We prefer a pale neutral exterior such as silver or gray or a light color such as the celadon green Forester, though the orange Cooper caught my attention. We hate having a black interior, but some of these vehicles only come with black. We are completely uninterested in all the bells and whistles our family and friends enjoy. If we lived in Alaska we might want heated seats, but we are never cold without them. The new fancy cameras and so forth just look like equipment waiting to break down. Moon roof? No, thank you. More power? What for? (Remember, we had Hondas.) 

We want a quiet car and we want safety and we want terrific mileage because we have averaged between 45 and 50 mpg for many years. We want a wagon because it works well for us when we buy food. We want a manual transmission. 

I sent emails to local dealers that say this:

We want a manual and we live more than 80 miles away so we plan to stop by when you have a model interesting to us and we are already coming into town for other reasons.

We are looking at four make/models.

We have a 2004 TDI Jetta wagon with over 211k miles and we have been very happy with it. We are looking for something to replace that wagon when it folds. Probably sooner.

No point sending me information about automatic models. I am not interested.

Thank you,

Yesterday, a dealer responded with links to two vehicles on her lot that were both automatics, one of them used. No, thank you, I responded. They can get me exactly what I want, Vanessa had assured me. Yes, they can and they might even do it. Let me know when they do.

Dealers have always believed they can talk me into an automatic or that my choice will be influenced by horsepower or color or bells and whistles. But no. My previous car when I was still hauling kids around was a manual Dodge Caravan—the only manual transmission I ever found in the PNW. (I regularly got 30 mpg in my Caravan, though it did not last long enough.) I looked hard for that vehicle and test drove the same one at two dealerships before buying it.
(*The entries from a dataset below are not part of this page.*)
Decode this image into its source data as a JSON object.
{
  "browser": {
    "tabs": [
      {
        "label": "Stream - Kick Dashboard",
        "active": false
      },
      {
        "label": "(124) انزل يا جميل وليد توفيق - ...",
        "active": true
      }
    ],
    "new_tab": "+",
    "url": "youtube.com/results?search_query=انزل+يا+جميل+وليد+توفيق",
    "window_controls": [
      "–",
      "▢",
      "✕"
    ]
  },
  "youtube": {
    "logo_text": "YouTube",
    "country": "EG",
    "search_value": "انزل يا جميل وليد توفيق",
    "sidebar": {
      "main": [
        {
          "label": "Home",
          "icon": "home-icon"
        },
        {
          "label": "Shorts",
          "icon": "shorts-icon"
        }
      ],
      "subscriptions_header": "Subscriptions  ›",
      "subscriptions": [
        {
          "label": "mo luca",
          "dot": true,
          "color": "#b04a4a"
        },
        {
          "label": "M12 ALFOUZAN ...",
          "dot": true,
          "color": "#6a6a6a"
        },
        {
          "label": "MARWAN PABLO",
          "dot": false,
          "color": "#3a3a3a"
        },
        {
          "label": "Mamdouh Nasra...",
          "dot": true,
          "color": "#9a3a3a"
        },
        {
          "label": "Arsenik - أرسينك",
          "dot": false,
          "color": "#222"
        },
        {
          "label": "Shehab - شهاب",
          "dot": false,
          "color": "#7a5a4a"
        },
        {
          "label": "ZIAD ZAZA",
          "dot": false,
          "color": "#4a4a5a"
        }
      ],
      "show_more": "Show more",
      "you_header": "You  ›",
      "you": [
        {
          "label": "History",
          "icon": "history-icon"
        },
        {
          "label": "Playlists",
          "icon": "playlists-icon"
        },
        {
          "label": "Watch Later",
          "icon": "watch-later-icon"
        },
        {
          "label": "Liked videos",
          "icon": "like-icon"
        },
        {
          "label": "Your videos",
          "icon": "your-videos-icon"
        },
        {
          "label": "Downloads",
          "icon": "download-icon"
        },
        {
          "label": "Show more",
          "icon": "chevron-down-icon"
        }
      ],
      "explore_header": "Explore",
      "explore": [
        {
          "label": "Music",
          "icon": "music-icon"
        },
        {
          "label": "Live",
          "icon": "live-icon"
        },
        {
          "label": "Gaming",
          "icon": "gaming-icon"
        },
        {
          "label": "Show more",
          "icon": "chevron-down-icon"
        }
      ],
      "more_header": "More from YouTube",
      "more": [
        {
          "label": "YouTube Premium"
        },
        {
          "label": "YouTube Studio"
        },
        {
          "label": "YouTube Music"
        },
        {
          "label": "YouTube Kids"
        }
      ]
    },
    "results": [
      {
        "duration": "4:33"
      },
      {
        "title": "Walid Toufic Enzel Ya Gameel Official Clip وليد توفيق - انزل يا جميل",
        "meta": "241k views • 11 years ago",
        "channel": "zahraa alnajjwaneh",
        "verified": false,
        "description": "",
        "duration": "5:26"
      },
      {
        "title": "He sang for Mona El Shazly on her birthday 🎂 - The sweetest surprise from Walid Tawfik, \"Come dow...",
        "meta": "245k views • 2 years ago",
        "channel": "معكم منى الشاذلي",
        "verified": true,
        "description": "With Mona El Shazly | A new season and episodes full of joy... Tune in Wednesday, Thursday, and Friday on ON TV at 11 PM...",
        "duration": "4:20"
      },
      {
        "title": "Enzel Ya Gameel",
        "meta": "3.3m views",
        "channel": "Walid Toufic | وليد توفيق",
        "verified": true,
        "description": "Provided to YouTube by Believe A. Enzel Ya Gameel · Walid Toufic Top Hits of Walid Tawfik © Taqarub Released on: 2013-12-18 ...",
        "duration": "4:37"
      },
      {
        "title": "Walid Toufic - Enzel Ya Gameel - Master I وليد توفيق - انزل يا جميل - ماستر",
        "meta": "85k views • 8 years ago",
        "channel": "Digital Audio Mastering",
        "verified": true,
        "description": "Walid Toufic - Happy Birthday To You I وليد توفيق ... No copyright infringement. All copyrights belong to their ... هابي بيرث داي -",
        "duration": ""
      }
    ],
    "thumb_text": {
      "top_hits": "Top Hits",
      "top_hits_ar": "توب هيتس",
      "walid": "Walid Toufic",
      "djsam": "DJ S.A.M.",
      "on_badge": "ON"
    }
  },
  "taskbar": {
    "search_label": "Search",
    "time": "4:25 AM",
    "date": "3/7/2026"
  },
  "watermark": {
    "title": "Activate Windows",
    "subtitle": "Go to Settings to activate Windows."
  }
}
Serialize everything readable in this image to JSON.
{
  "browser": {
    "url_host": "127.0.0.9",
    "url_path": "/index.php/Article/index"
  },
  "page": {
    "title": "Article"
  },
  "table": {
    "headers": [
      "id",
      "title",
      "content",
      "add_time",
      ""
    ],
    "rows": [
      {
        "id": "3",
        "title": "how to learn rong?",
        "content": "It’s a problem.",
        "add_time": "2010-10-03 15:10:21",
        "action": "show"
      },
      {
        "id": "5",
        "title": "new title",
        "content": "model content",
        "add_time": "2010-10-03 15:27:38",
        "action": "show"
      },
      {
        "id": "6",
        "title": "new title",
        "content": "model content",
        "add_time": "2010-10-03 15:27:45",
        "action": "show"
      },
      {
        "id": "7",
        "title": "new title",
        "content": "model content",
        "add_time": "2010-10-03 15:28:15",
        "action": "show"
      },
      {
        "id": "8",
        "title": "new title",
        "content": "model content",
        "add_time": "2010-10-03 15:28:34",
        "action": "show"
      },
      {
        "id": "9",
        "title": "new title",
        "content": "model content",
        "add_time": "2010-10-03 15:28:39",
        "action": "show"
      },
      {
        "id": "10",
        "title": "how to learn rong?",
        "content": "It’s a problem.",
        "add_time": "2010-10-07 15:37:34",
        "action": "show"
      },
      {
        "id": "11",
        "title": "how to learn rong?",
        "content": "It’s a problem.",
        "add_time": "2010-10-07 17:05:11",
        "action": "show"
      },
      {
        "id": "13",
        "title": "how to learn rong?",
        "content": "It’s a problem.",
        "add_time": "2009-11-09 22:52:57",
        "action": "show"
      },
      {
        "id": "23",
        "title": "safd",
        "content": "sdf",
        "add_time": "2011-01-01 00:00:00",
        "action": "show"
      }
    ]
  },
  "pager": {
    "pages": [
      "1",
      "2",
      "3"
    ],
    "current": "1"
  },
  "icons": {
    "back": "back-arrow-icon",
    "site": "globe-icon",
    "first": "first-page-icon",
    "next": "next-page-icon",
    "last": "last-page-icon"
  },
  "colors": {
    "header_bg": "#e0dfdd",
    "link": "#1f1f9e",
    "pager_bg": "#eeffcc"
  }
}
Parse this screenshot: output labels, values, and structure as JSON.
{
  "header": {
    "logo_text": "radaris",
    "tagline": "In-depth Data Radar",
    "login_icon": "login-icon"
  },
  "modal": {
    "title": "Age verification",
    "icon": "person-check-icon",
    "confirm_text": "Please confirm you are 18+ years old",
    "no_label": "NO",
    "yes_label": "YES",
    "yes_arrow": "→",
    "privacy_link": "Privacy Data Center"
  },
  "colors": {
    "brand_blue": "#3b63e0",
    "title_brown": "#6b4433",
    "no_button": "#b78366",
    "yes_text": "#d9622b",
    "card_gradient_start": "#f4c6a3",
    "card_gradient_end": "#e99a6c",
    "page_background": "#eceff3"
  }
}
This morning I received a very pleasant response from another dealership offering links to two vehicles on his lot. Both were listed as automatics. I pointed that out. This dealer emailed right back that the two he linked to are mislabeled. They are manual transmissions. Really. He double-checked. He loves manuals, he assures me. 

We had a Ford Econoline this color when we were showing dogs.
Still, that is kind of sad all around to learn that what I find online might be inaccurate. I have checked dealerships in Washington and California, searching for a manual and have been completely unable to find exactly the car I want. One 
that is a manual.